September is shaping up to be an interesting month for Overwatch. Blizzard recently released a new developer update video in which game director Jeff Kaplan outlined significant changes coming to competitive play in season two. Blizzard also unveiled Eichenwalde, the game’s first post-launch map, heading into this year’s Gamescom. We’ve also seen some new datamined information show up in the wild, alluding to the possibility of an Overwatch free trial, among other things.
As far as competitive play goes, Blizzard’s announced changes should go a long way in easing ladder anxiety. The current system has been fraught with controversy and angst, and Kaplan himself has expressed regret over going with the 1-100 percentile-based MMR system that is currently live. The new system coming in season two will combine the exposed MMR that is currently found on live servers with the familiar league based system found in many other games. In season two, MMR will instead span a range from 1-5000 instead of 1-100 which will at a basic level at least help ease people’s feelings about their skill rating. Since much of the problem right now centers on players feeling that their 50 or 60 rating is poor, when as Kaplan explains, having a rating of 60 puts you in the top 6% of all players right now. Since most of us associate the 1-100 scale with say, school grades, it’s easy to see how players might look at their 50 or 60 rating and think they’re not actually that great at the game.
This new range will be split across seven tiers (Bronze, Silver, Gold, Platinum, Diamond, Master, and Grand Master). This should put less focus on your specific skill rating and more on which tier you fall into. Additionally, once you’ve made it into a new tier, you won’t be able to drop back out (with the exception of Master and Grand Master tiers). Personally, I’m not a fan of that little safety net; I feel the expanded range and tiers should suffice, but it’s not a huge deal. Players that are in Diamond or higher will also be subject to rating decay (-50 rating/24 hours) after being inactive in competitive play for one week, though you can’t drop below Diamond this way.

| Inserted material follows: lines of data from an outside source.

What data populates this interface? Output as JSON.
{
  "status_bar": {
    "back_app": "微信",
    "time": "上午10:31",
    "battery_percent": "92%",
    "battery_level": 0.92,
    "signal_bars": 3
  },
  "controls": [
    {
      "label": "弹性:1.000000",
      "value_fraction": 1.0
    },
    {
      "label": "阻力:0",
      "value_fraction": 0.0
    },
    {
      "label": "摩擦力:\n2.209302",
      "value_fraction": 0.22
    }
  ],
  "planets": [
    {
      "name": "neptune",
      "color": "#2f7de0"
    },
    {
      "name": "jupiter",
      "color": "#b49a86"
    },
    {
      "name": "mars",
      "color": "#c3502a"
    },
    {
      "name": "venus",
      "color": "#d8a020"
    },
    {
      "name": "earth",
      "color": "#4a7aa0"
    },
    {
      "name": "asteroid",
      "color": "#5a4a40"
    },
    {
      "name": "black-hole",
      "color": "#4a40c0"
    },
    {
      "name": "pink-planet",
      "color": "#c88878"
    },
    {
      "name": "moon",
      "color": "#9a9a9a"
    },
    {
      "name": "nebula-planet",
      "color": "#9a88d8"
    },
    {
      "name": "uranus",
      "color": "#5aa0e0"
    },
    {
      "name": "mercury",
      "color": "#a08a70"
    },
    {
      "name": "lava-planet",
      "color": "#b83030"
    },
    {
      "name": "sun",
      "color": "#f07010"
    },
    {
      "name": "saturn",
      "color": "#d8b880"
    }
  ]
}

Blizzard is also looking to address the disparity in skill rating amongst premade groups in competitive play. The intention is to allow friends to play with each other in competitive, but some limits do need to be put in place to keep things on an even keel. The current plan is to limit players to within a 500 skill point rating disparity, though Kaplan concedes that this may be tweaked tighter or looser depending on how it all plays out. I’m a huge fan of these changes in particular since getting carried by friends is a huge peeve of mine, so kudos to Blizzard for trying to find a middle ground.
In terms of new content, the aforementioned Eichenwalde map looks incredibly compelling. Set in Germany, the castle village of Eichenwalde was the site of one of the most famous battles of the Omnic Crisis. Eichenwalde is also the origin of Overwatch’s Bastion, who will be featured in his own animated short Gamescom sometime this week. The map design puts an emphasis on verticality, which should hopefully spice things up. It also puts an interesting twist on Overwatch’s hybrid maps in that you’re escorting the payload first and then capturing a point. This is actually represented in a really neat way, too. The payload is actually a battering ram that attacking players will need to escort to the castle doors in order to breach the castle itself and capture it. I’m really eager to get some playtime with the map next month.
What’s your take on all the changes and content coming to Overwatch in September? Share your thoughts with us in the comments below!